Turns out that snagging a Starbucks sandwich for a quick bite simply will not do -- at least if you're in New York.
A new study released Thursday found that business travelers in New York City are abandoning Starbucks in favor of a meal from Seamless, the food delivery website and app.
"[Seamless is] aggregating a lot of the meal traffic," said Robert Neveu, CEO of Certify, which manages business traveler accounts and published the study.
The study examined data from over 6 million transactions in the last quarter, looking at expenses from businesses large and small.
Neveu said business travelers want something that's convenient, fast, of reasonable quality and within their budget.

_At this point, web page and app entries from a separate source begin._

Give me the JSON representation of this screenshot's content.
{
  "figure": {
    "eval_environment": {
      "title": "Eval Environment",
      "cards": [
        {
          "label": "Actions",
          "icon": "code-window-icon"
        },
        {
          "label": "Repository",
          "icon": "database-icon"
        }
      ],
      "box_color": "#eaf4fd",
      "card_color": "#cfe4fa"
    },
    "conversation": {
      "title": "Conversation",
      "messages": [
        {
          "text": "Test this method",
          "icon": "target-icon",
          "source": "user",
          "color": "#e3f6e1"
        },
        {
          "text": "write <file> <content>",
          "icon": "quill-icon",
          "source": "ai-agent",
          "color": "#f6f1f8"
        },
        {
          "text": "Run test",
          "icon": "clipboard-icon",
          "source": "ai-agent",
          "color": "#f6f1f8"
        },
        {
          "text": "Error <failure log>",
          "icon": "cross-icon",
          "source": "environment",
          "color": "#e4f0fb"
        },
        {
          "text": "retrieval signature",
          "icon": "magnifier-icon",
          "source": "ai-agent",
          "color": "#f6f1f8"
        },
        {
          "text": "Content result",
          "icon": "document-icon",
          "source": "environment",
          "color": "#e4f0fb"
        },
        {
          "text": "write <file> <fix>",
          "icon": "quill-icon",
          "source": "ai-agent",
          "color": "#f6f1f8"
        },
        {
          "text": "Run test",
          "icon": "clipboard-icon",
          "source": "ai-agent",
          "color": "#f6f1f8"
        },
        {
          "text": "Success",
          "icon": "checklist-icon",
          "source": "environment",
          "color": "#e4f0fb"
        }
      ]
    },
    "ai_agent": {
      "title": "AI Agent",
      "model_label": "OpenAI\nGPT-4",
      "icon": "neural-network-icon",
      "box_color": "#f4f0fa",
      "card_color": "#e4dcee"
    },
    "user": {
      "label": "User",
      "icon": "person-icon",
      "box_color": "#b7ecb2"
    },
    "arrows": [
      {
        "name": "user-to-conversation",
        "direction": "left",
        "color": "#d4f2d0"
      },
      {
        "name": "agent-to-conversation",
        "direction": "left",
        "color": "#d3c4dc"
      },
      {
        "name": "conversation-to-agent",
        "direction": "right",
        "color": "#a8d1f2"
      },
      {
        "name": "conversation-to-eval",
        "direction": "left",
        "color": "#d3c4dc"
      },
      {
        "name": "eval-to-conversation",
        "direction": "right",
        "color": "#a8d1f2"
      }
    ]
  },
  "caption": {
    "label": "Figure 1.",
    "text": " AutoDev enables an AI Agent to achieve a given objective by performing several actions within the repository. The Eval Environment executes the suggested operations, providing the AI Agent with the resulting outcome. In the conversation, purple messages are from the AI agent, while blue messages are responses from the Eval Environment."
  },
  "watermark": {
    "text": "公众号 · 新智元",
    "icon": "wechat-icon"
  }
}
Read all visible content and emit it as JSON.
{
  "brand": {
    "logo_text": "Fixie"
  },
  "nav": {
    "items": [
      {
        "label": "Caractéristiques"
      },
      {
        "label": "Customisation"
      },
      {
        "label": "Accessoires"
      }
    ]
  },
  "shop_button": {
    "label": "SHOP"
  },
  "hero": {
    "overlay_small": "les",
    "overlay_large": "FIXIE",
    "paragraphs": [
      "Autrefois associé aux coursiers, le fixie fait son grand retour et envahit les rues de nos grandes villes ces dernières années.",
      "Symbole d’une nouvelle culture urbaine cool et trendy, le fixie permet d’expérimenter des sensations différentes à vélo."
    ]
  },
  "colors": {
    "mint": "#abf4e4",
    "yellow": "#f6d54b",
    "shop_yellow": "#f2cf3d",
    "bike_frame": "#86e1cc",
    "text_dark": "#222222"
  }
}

Enter Seamless, which allows customers to search for food by cuisine, price and rating.
The app's popularity with the hotel-bound set is consistent with a recent report by Seamless' parent company GrubHub (. That data suggest hotel takeout orders have increased 125% across the country over the last three years. )
While Seamless doesn't specifically reach out to business travelers, it's useful for that breed of traveler because "companies utilize Seamless corporate accounts to streamline food expenses," according to GrubHub CEO Matt Maloney.
"Travelers have access to wide variety of options that hotel room service can't match -- all without having to pick up the phone," Maloney said. That's not good news for traditional room service, which has seen a revenue hit of 9.5% in recent years, according to data from PFK Hospitality Research.
And Seamless seems to be gathering steam. GrubHub announced quarterly earnings on Thursday, posting record revenues of $60 million and 48% growth.
Though Starbucks ( lost its top spot in New York City, which it held since last year, it's still the most-expensed food vendor in the country for business travelers, who spend an average of $10 per visit. The coffee chain is ranked just above McDonald's and Subway overall. Seamless, on the other hand, isn't even in the top 25 vendors on the national scene. )
"Their client base is clearly concentrated on the NYC marketplace," Neveu said.
The survey also found that the top city for business travelers was Chicago, followed closely by Houston. New York came in third, but also has the distinction of being the priciest city for dinner, with an average meal costing $71.